Data about app and page elements:
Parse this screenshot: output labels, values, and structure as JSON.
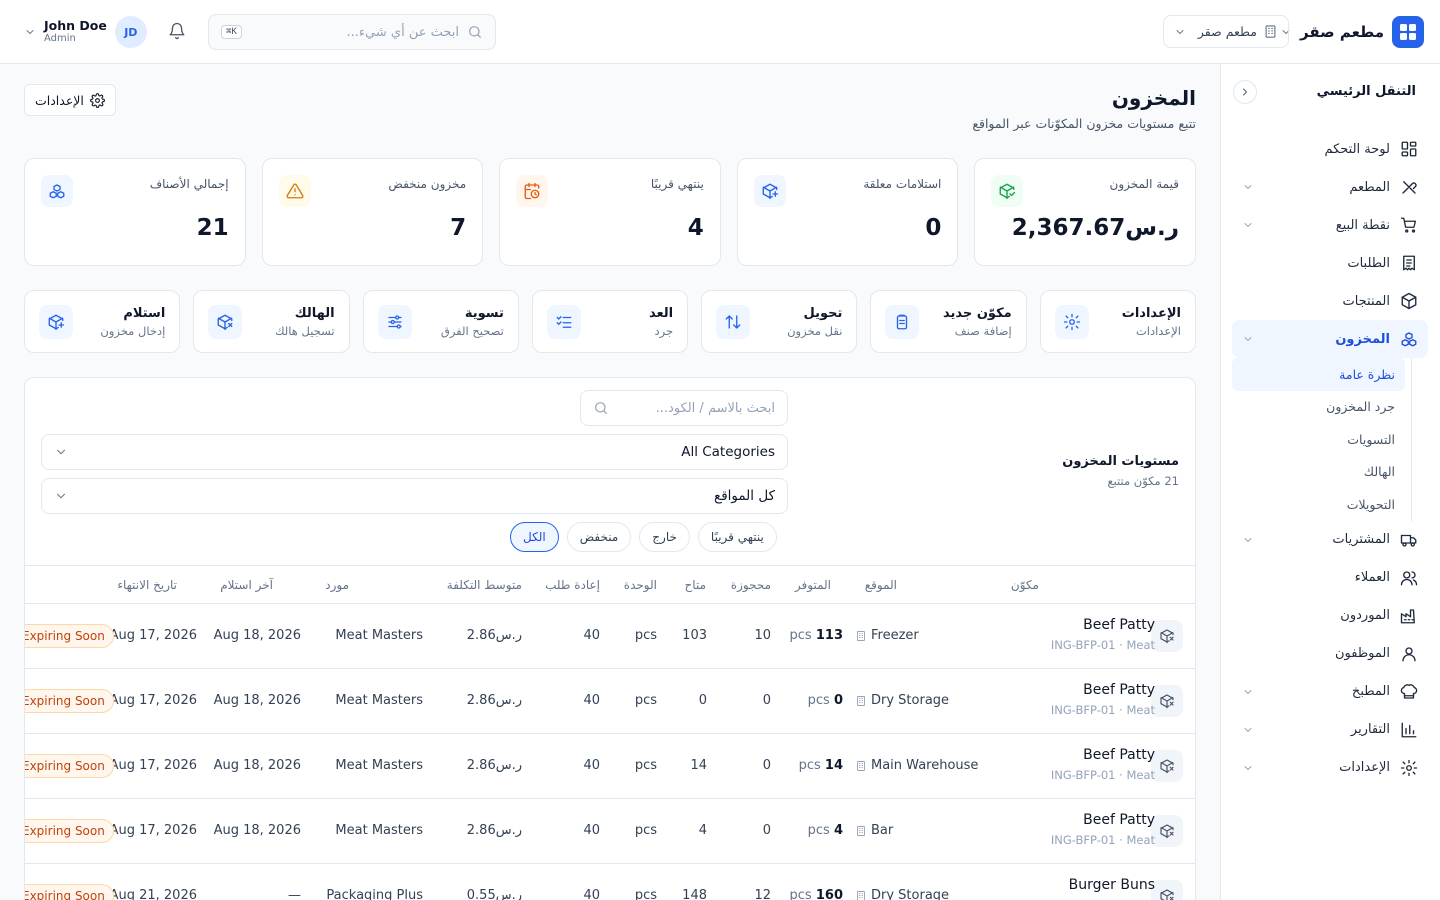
{
  "header": {
    "brand_name": "مطعم صقر",
    "branch_label": "مطعم صقر",
    "search_placeholder": "ابحث عن أي شيء...",
    "search_shortcut": "K⌘",
    "user_name": "John Doe",
    "user_role": "Admin",
    "user_initials": "JD"
  },
  "sidebar": {
    "title": "التنقل الرئيسي",
    "items": [
      {
        "label": "لوحة التحكم",
        "icon": "dashboard-icon",
        "expandable": false
      },
      {
        "label": "المطعم",
        "icon": "utensils-icon",
        "expandable": true
      },
      {
        "label": "نقطة البيع",
        "icon": "cart-icon",
        "expandable": true
      },
      {
        "label": "الطلبات",
        "icon": "receipt-icon",
        "expandable": false
      },
      {
        "label": "المنتجات",
        "icon": "box-icon",
        "expandable": false
      },
      {
        "label": "المخزون",
        "icon": "boxes-icon",
        "expandable": true,
        "active": true
      },
      {
        "label": "المشتريات",
        "icon": "truck-icon",
        "expandable": true
      },
      {
        "label": "العملاء",
        "icon": "users-icon",
        "expandable": false
      },
      {
        "label": "الموردون",
        "icon": "factory-icon",
        "expandable": false
      },
      {
        "label": "الموظفون",
        "icon": "user-icon",
        "expandable": false
      },
      {
        "label": "المطبخ",
        "icon": "chef-hat-icon",
        "expandable": true
      },
      {
        "label": "التقارير",
        "icon": "bar-chart-icon",
        "expandable": true
      },
      {
        "label": "الإعدادات",
        "icon": "settings-icon",
        "expandable": true
      }
    ],
    "inventory_sub": [
      "نظرة عامة",
      "جرد المخزون",
      "التسويات",
      "الهالك",
      "التحويلات"
    ]
  },
  "page": {
    "title": "المخزون",
    "subtitle": "تتبع مستويات مخزون المكوّنات عبر المواقع",
    "settings_button": "الإعدادات"
  },
  "stats": [
    {
      "label": "إجمالي الأصناف",
      "value": "21",
      "icon": "boxes-icon",
      "tone": "blue"
    },
    {
      "label": "مخزون منخفض",
      "value": "7",
      "icon": "alert-triangle-icon",
      "tone": "amber"
    },
    {
      "label": "ينتهي قريبًا",
      "value": "4",
      "icon": "calendar-clock-icon",
      "tone": "orange"
    },
    {
      "label": "استلامات معلقة",
      "value": "0",
      "icon": "package-plus-icon",
      "tone": "blue"
    },
    {
      "label": "قيمة المخزون",
      "value": "ر.س2,367.67",
      "icon": "package-check-icon",
      "tone": "green"
    }
  ],
  "colors": {
    "accent": "#2563eb",
    "amber": "#d97706",
    "orange": "#ea580c",
    "green": "#16a34a",
    "warning_badge": "#c2410c"
  },
  "actions": [
    {
      "title": "استلام",
      "sub": "إدخال مخزون",
      "icon": "package-plus-icon"
    },
    {
      "title": "الهالك",
      "sub": "تسجيل هالك",
      "icon": "package-x-icon"
    },
    {
      "title": "تسوية",
      "sub": "تصحيح الفرق",
      "icon": "sliders-icon"
    },
    {
      "title": "العد",
      "sub": "جرد",
      "icon": "list-checks-icon"
    },
    {
      "title": "تحويل",
      "sub": "نقل مخزون",
      "icon": "arrow-up-down-icon"
    },
    {
      "title": "مكوّن جديد",
      "sub": "إضافة صنف",
      "icon": "clipboard-icon"
    },
    {
      "title": "الإعدادات",
      "sub": "الإعدادات",
      "icon": "settings-icon"
    }
  ],
  "panel": {
    "title": "مستويات المخزون",
    "subtitle": "21 مكوّن متتبع",
    "search_placeholder": "ابحث بالاسم / الكود...",
    "category_select": "All Categories",
    "location_select": "كل المواقع",
    "chips": [
      "الكل",
      "منخفض",
      "خارج",
      "ينتهي قريبًا"
    ],
    "active_chip": 0
  },
  "table": {
    "headers": {
      "ingredient": "مكوّن",
      "location": "الموقع",
      "available": "المتوفر",
      "reserved": "محجوزة",
      "free": "متاح",
      "unit": "الوحدة",
      "reorder": "إعادة طلب",
      "avg_cost": "متوسط التكلفة",
      "supplier": "مورد",
      "last_receipt": "آخر استلام",
      "expiry": "تاريخ الانتهاء"
    },
    "rows": [
      {
        "name": "Beef Patty",
        "meta": "ING-BFP-01 · Meat",
        "location": "Freezer",
        "available": "113",
        "available_unit": "pcs",
        "reserved": "10",
        "free": "103",
        "unit": "pcs",
        "reorder": "40",
        "avg_cost": "ر.س2.86",
        "supplier": "Meat Masters",
        "last_receipt": "Aug 18, 2026",
        "expiry": "Aug 17, 2026",
        "status": "Expiring Soon"
      },
      {
        "name": "Beef Patty",
        "meta": "ING-BFP-01 · Meat",
        "location": "Dry Storage",
        "available": "0",
        "available_unit": "pcs",
        "reserved": "0",
        "free": "0",
        "unit": "pcs",
        "reorder": "40",
        "avg_cost": "ر.س2.86",
        "supplier": "Meat Masters",
        "last_receipt": "Aug 18, 2026",
        "expiry": "Aug 17, 2026",
        "status": "Expiring Soon"
      },
      {
        "name": "Beef Patty",
        "meta": "ING-BFP-01 · Meat",
        "location": "Main Warehouse",
        "available": "14",
        "available_unit": "pcs",
        "reserved": "0",
        "free": "14",
        "unit": "pcs",
        "reorder": "40",
        "avg_cost": "ر.س2.86",
        "supplier": "Meat Masters",
        "last_receipt": "Aug 18, 2026",
        "expiry": "Aug 17, 2026",
        "status": "Expiring Soon"
      },
      {
        "name": "Beef Patty",
        "meta": "ING-BFP-01 · Meat",
        "location": "Bar",
        "available": "4",
        "available_unit": "pcs",
        "reserved": "0",
        "free": "4",
        "unit": "pcs",
        "reorder": "40",
        "avg_cost": "ر.س2.86",
        "supplier": "Meat Masters",
        "last_receipt": "Aug 18, 2026",
        "expiry": "Aug 17, 2026",
        "status": "Expiring Soon"
      },
      {
        "name": "Burger Buns",
        "meta": "",
        "location": "Dry Storage",
        "available": "160",
        "available_unit": "pcs",
        "reserved": "12",
        "free": "148",
        "unit": "pcs",
        "reorder": "40",
        "avg_cost": "ر.س0.55",
        "supplier": "Packaging Plus",
        "last_receipt": "—",
        "expiry": "Aug 21, 2026",
        "status": "Expiring Soon"
      }
    ]
  }
}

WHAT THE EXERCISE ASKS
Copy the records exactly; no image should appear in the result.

EXERCISE OUTPUT
Parse this screenshot: output labels, values, and structure as JSON.
{
  "header": {
    "brand_name": "مطعم صقر",
    "branch_label": "مطعم صقر",
    "search_placeholder": "ابحث عن أي شيء...",
    "search_shortcut": "K⌘",
    "user_name": "John Doe",
    "user_role": "Admin",
    "user_initials": "JD"
  },
  "sidebar": {
    "title": "التنقل الرئيسي",
    "items": [
      {
        "label": "لوحة التحكم",
        "icon": "dashboard-icon",
        "expandable": false
      },
      {
        "label": "المطعم",
        "icon": "utensils-icon",
        "expandable": true
      },
      {
        "label": "نقطة البيع",
        "icon": "cart-icon",
        "expandable": true
      },
      {
        "label": "الطلبات",
        "icon": "receipt-icon",
        "expandable": false
      },
      {
        "label": "المنتجات",
        "icon": "box-icon",
        "expandable": false
      },
      {
        "label": "المخزون",
        "icon": "boxes-icon",
        "expandable": true,
        "active": true
      },
      {
        "label": "المشتريات",
        "icon": "truck-icon",
        "expandable": true
      },
      {
        "label": "العملاء",
        "icon": "users-icon",
        "expandable": false
      },
      {
        "label": "الموردون",
        "icon": "factory-icon",
        "expandable": false
      },
      {
        "label": "الموظفون",
        "icon": "user-icon",
        "expandable": false
      },
      {
        "label": "المطبخ",
        "icon": "chef-hat-icon",
        "expandable": true
      },
      {
        "label": "التقارير",
        "icon": "bar-chart-icon",
        "expandable": true
      },
      {
        "label": "الإعدادات",
        "icon": "settings-icon",
        "expandable": true
      }
    ],
    "inventory_sub": [
      "نظرة عامة",
      "جرد المخزون",
      "التسويات",
      "الهالك",
      "التحويلات"
    ]
  },
  "page": {
    "title": "المخزون",
    "subtitle": "تتبع مستويات مخزون المكوّنات عبر المواقع",
    "settings_button": "الإعدادات"
  },
  "stats": [
    {
      "label": "إجمالي الأصناف",
      "value": "21",
      "icon": "boxes-icon",
      "tone": "blue"
    },
    {
      "label": "مخزون منخفض",
      "value": "7",
      "icon": "alert-triangle-icon",
      "tone": "amber"
    },
    {
      "label": "ينتهي قريبًا",
      "value": "4",
      "icon": "calendar-clock-icon",
      "tone": "orange"
    },
    {
      "label": "استلامات معلقة",
      "value": "0",
      "icon": "package-plus-icon",
      "tone": "blue"
    },
    {
      "label": "قيمة المخزون",
      "value": "ر.س2,367.67",
      "icon": "package-check-icon",
      "tone": "green"
    }
  ],
  "colors": {
    "accent": "#2563eb",
    "amber": "#d97706",
    "orange": "#ea580c",
    "green": "#16a34a",
    "warning_badge": "#c2410c"
  },
  "actions": [
    {
      "title": "استلام",
      "sub": "إدخال مخزون",
      "icon": "package-plus-icon"
    },
    {
      "title": "الهالك",
      "sub": "تسجيل هالك",
      "icon": "package-x-icon"
    },
    {
      "title": "تسوية",
      "sub": "تصحيح الفرق",
      "icon": "sliders-icon"
    },
    {
      "title": "العد",
      "sub": "جرد",
      "icon": "list-checks-icon"
    },
    {
      "title": "تحويل",
      "sub": "نقل مخزون",
      "icon": "arrow-up-down-icon"
    },
    {
      "title": "مكوّن جديد",
      "sub": "إضافة صنف",
      "icon": "clipboard-icon"
    },
    {
      "title": "الإعدادات",
      "sub": "الإعدادات",
      "icon": "settings-icon"
    }
  ],
  "panel": {
    "title": "مستويات المخزون",
    "subtitle": "21 مكوّن متتبع",
    "search_placeholder": "ابحث بالاسم / الكود...",
    "category_select": "All Categories",
    "location_select": "كل المواقع",
    "chips": [
      "الكل",
      "منخفض",
      "خارج",
      "ينتهي قريبًا"
    ],
    "active_chip": 0
  },
  "table": {
    "headers": {
      "ingredient": "مكوّن",
      "location": "الموقع",
      "available": "المتوفر",
      "reserved": "محجوزة",
      "free": "متاح",
      "unit": "الوحدة",
      "reorder": "إعادة طلب",
      "avg_cost": "متوسط التكلفة",
      "supplier": "مورد",
      "last_receipt": "آخر استلام",
      "expiry": "تاريخ الانتهاء"
    },
    "rows": [
      {
        "name": "Beef Patty",
        "meta": "ING-BFP-01 · Meat",
        "location": "Freezer",
        "available": "113",
        "available_unit": "pcs",
        "reserved": "10",
        "free": "103",
        "unit": "pcs",
        "reorder": "40",
        "avg_cost": "ر.س2.86",
        "supplier": "Meat Masters",
        "last_receipt": "Aug 18, 2026",
        "expiry": "Aug 17, 2026",
        "status": "Expiring Soon"
      },
      {
        "name": "Beef Patty",
        "meta": "ING-BFP-01 · Meat",
        "location": "Dry Storage",
        "available": "0",
        "available_unit": "pcs",
        "reserved": "0",
        "free": "0",
        "unit": "pcs",
        "reorder": "40",
        "avg_cost": "ر.س2.86",
        "supplier": "Meat Masters",
        "last_receipt": "Aug 18, 2026",
        "expiry": "Aug 17, 2026",
        "status": "Expiring Soon"
      },
      {
        "name": "Beef Patty",
        "meta": "ING-BFP-01 · Meat",
        "location": "Main Warehouse",
        "available": "14",
        "available_unit": "pcs",
        "reserved": "0",
        "free": "14",
        "unit": "pcs",
        "reorder": "40",
        "avg_cost": "ر.س2.86",
        "supplier": "Meat Masters",
        "last_receipt": "Aug 18, 2026",
        "expiry": "Aug 17, 2026",
        "status": "Expiring Soon"
      },
      {
        "name": "Beef Patty",
        "meta": "ING-BFP-01 · Meat",
        "location": "Bar",
        "available": "4",
        "available_unit": "pcs",
        "reserved": "0",
        "free": "4",
        "unit": "pcs",
        "reorder": "40",
        "avg_cost": "ر.س2.86",
        "supplier": "Meat Masters",
        "last_receipt": "Aug 18, 2026",
        "expiry": "Aug 17, 2026",
        "status": "Expiring Soon"
      },
      {
        "name": "Burger Buns",
        "meta": "",
        "location": "Dry Storage",
        "available": "160",
        "available_unit": "pcs",
        "reserved": "12",
        "free": "148",
        "unit": "pcs",
        "reorder": "40",
        "avg_cost": "ر.س0.55",
        "supplier": "Packaging Plus",
        "last_receipt": "—",
        "expiry": "Aug 21, 2026",
        "status": "Expiring Soon"
      }
    ]
  }
}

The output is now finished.